Exercise directions: Find the lines in the records that carry the word "JSON". Copy each one.

Items from an interface collection:
_ _ _ _ _ _ _

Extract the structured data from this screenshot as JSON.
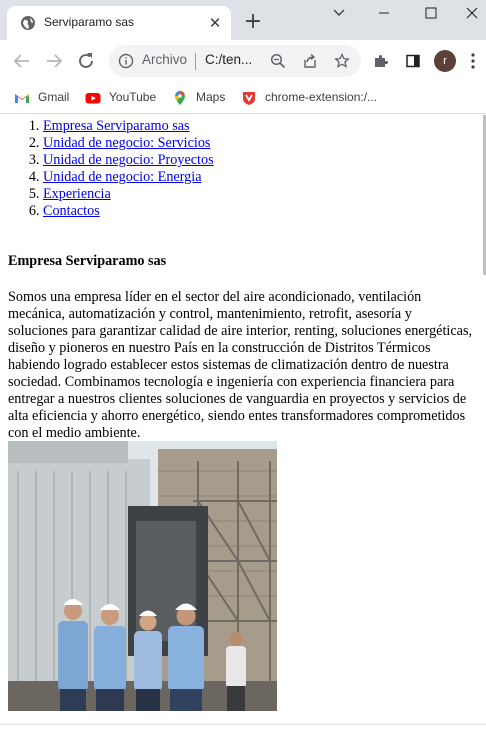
{
  "browser": {
    "tab": {
      "title": "Serviparamo sas"
    },
    "omnibox": {
      "chip_label": "Archivo",
      "url": "C:/ten..."
    },
    "profile_initial": "r",
    "bookmarks": [
      {
        "label": "Gmail",
        "icon": "gmail-icon"
      },
      {
        "label": "YouTube",
        "icon": "youtube-icon"
      },
      {
        "label": "Maps",
        "icon": "maps-icon"
      },
      {
        "label": "chrome-extension:/...",
        "icon": "extension-shield-icon"
      }
    ]
  },
  "page": {
    "nav": [
      "Empresa Serviparamo sas",
      "Unidad de negocio: Servicios",
      "Unidad de negocio: Proyectos",
      "Unidad de negocio: Energia",
      "Experiencia",
      "Contactos"
    ],
    "section_title": "Empresa Serviparamo sas",
    "description": "Somos una empresa líder en el sector del aire acondicionado, ventilación mecánica, automatización y control, mantenimiento, retrofit, asesoría y soluciones para garantizar calidad de aire interior, renting, soluciones energéticas, diseño y pioneros en nuestro País en la construcción de Distritos Térmicos habiendo logrado establecer estos sistemas de climatización dentro de nuestra sociedad. Combinamos tecnología e ingeniería con experiencia financiera para entregar a nuestros clientes soluciones de vanguardia en proyectos y servicios de alta eficiencia y ahorro energético, siendo entes transformadores comprometidos con el medio ambiente."
  },
  "colors": {
    "link": "#0000ee",
    "tabstrip": "#dee1e6",
    "omnibox": "#f1f3f4",
    "avatar": "#5d4037"
  }
}
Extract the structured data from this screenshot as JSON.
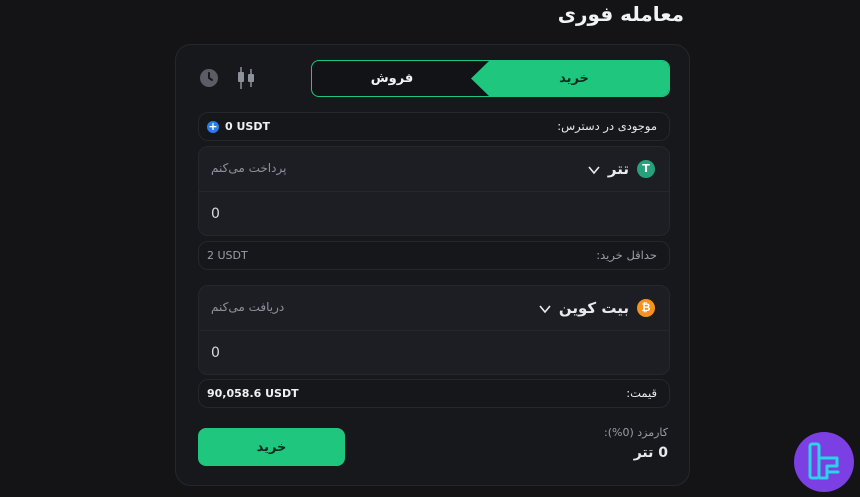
{
  "page": {
    "title": "معامله فوری"
  },
  "tabs": {
    "buy": "خرید",
    "sell": "فروش"
  },
  "balance": {
    "label": "موجودی در دسترس:",
    "value": "0 USDT"
  },
  "pay": {
    "coin": "تتر",
    "coin_symbol": "T",
    "hint": "پرداخت می‌کنم",
    "amount": "0"
  },
  "min_buy": {
    "label": "حداقل خرید:",
    "value": "2 USDT"
  },
  "receive": {
    "coin": "بیت کوین",
    "coin_symbol": "₿",
    "hint": "دریافت می‌کنم",
    "amount": "0"
  },
  "price": {
    "label": "قیمت:",
    "value": "90,058.6 USDT"
  },
  "fee": {
    "label": "کارمزد (0%):",
    "value": "0 تتر"
  },
  "actions": {
    "buy_label": "خرید"
  },
  "colors": {
    "accent": "#1fc77e",
    "background": "#141416",
    "panel": "#17181c",
    "usdt": "#26a17b",
    "btc": "#f7931a",
    "brand": "#7b3fe4"
  }
}
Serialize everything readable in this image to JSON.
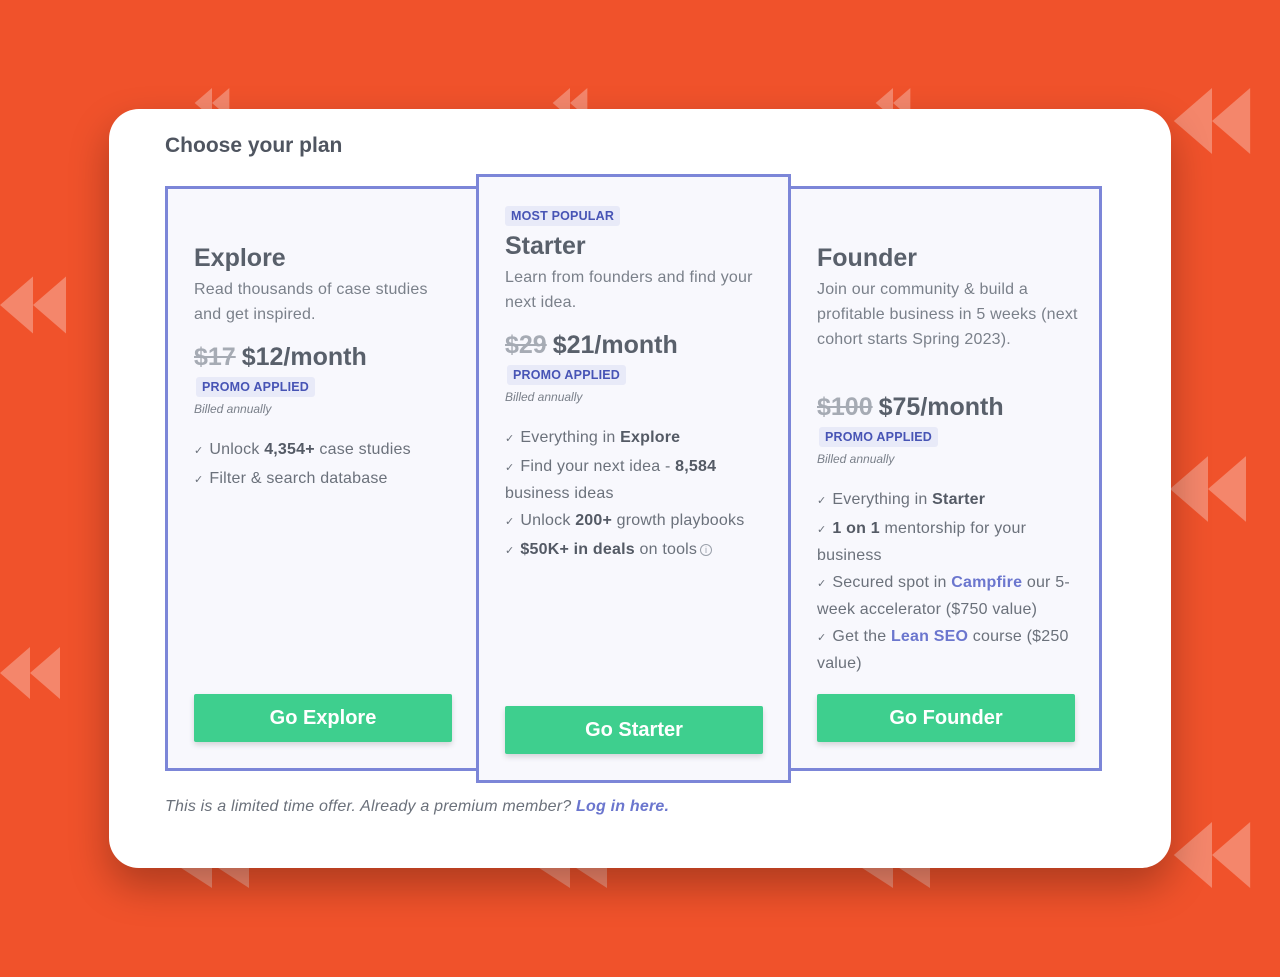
{
  "colors": {
    "background": "#F0522B",
    "card_border": "#7C86D8",
    "cta": "#3ECF8E",
    "accent_link": "#6B76CE",
    "pill_bg": "#E8EAF8",
    "pill_text": "#4754B5"
  },
  "background_icons": [
    "rewind-icon"
  ],
  "modal": {
    "title": "Choose your plan",
    "footer": {
      "text": "This is a limited time offer. Already a premium member?",
      "link": "Log in here."
    }
  },
  "plans": {
    "explore": {
      "name": "Explore",
      "description": "Read thousands of case studies and get inspired.",
      "old_price": "$17",
      "price": "$12/month",
      "promo": "PROMO APPLIED",
      "billed": "Billed annually",
      "features": [
        {
          "pre": "Unlock ",
          "bold": "4,354+",
          "post": " case studies"
        },
        {
          "pre": "Filter & search database",
          "bold": "",
          "post": ""
        }
      ],
      "cta": "Go Explore"
    },
    "starter": {
      "badge": "MOST POPULAR",
      "name": "Starter",
      "description": "Learn from founders and find your next idea.",
      "old_price": "$29",
      "price": "$21/month",
      "promo": "PROMO APPLIED",
      "billed": "Billed annually",
      "features": [
        {
          "pre": "Everything in ",
          "bold": "Explore",
          "post": ""
        },
        {
          "pre": "Find your next idea - ",
          "bold": "8,584",
          "post": " business ideas"
        },
        {
          "pre": "Unlock ",
          "bold": "200+",
          "post": " growth playbooks"
        },
        {
          "pre": "",
          "bold": "$50K+ in deals",
          "post": " on tools"
        }
      ],
      "cta": "Go Starter"
    },
    "founder": {
      "name": "Founder",
      "description": "Join our community & build a profitable business in 5 weeks (next cohort starts Spring 2023).",
      "old_price": "$100",
      "price": "$75/month",
      "promo": "PROMO APPLIED",
      "billed": "Billed annually",
      "features": [
        {
          "pre": "Everything in ",
          "bold": "Starter",
          "post": ""
        },
        {
          "pre": "",
          "bold": "1 on 1",
          "post": " mentorship for your business"
        },
        {
          "pre": "Secured spot in ",
          "link": "Campfire",
          "post": " our 5-week accelerator ($750 value)"
        },
        {
          "pre": "Get the ",
          "link": "Lean SEO",
          "post": " course ($250 value)"
        }
      ],
      "cta": "Go Founder"
    }
  }
}
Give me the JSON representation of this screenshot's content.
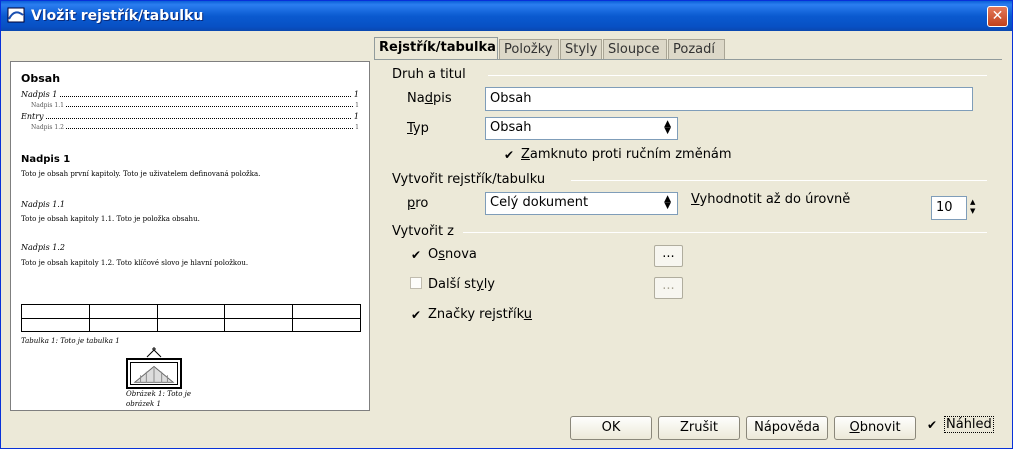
{
  "window": {
    "title": "Vložit rejstřík/tabulku",
    "close_symbol": "✕"
  },
  "preview": {
    "toc_title": "Obsah",
    "toc": [
      {
        "text": "Nadpis 1",
        "page": "1",
        "level": 1
      },
      {
        "text": "Nadpis 1.1",
        "page": "1",
        "level": 2
      },
      {
        "text": "Entry",
        "page": "1",
        "level": 1
      },
      {
        "text": "Nadpis 1.2",
        "page": "1",
        "level": 2
      }
    ],
    "heading1": "Nadpis 1",
    "text1": "Toto je obsah první kapitoly. Toto je uživatelem definovaná položka.",
    "heading11": "Nadpis 1.1",
    "text11": "Toto je obsah kapitoly 1.1. Toto je položka obsahu.",
    "heading12": "Nadpis 1.2",
    "text12": "Toto je obsah kapitoly 1.2. Toto klíčové slovo je hlavní položkou.",
    "table_caption": "Tabulka 1: Toto je tabulka 1",
    "figure_caption": "Obrázek 1: Toto je obrázek 1"
  },
  "tabs": [
    "Rejstřík/tabulka",
    "Položky",
    "Styly",
    "Sloupce",
    "Pozadí"
  ],
  "active_tab": "Rejstřík/tabulka",
  "type_title": {
    "section": "Druh a titul",
    "title_label_pre": "Na",
    "title_label_u": "d",
    "title_label_post": "pis",
    "title_value": "Obsah",
    "type_label_u": "T",
    "type_label_post": "yp",
    "type_value": "Obsah",
    "protect_pre": "",
    "protect_u": "Z",
    "protect_post": "amknuto proti ručním změnám",
    "protect_checked": true
  },
  "create_index": {
    "section": "Vytvořit rejstřík/tabulku",
    "for_label_u": "p",
    "for_label_post": "ro",
    "for_value": "Celý dokument",
    "eval_u": "V",
    "eval_post": "yhodnotit až do úrovně",
    "level_value": "10"
  },
  "create_from": {
    "section": "Vytvořit z",
    "outline_pre": "O",
    "outline_u": "s",
    "outline_post": "nova",
    "outline_checked": true,
    "styles_pre": "Další st",
    "styles_u": "y",
    "styles_post": "ly",
    "styles_checked": false,
    "marks_pre": "Značky rejstřík",
    "marks_u": "u",
    "marks_post": "",
    "marks_checked": true,
    "browse_label": "..."
  },
  "buttons": {
    "ok": "OK",
    "cancel": "Zrušit",
    "help": "Nápověda",
    "reset_u": "O",
    "reset_post": "bnovit",
    "preview_label": "Náhled",
    "preview_checked": true
  },
  "colors": {
    "titlebar": "#0a5ad0",
    "face": "#ece9d8",
    "field_border": "#7f9db9"
  }
}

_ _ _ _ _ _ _

Reply:
Extract the structured data from this screenshot as JSON.
Extract the structured data from this screenshot as JSON.
Serialize everything readable in this image to JSON.
Give me the JSON representation of this screenshot's content.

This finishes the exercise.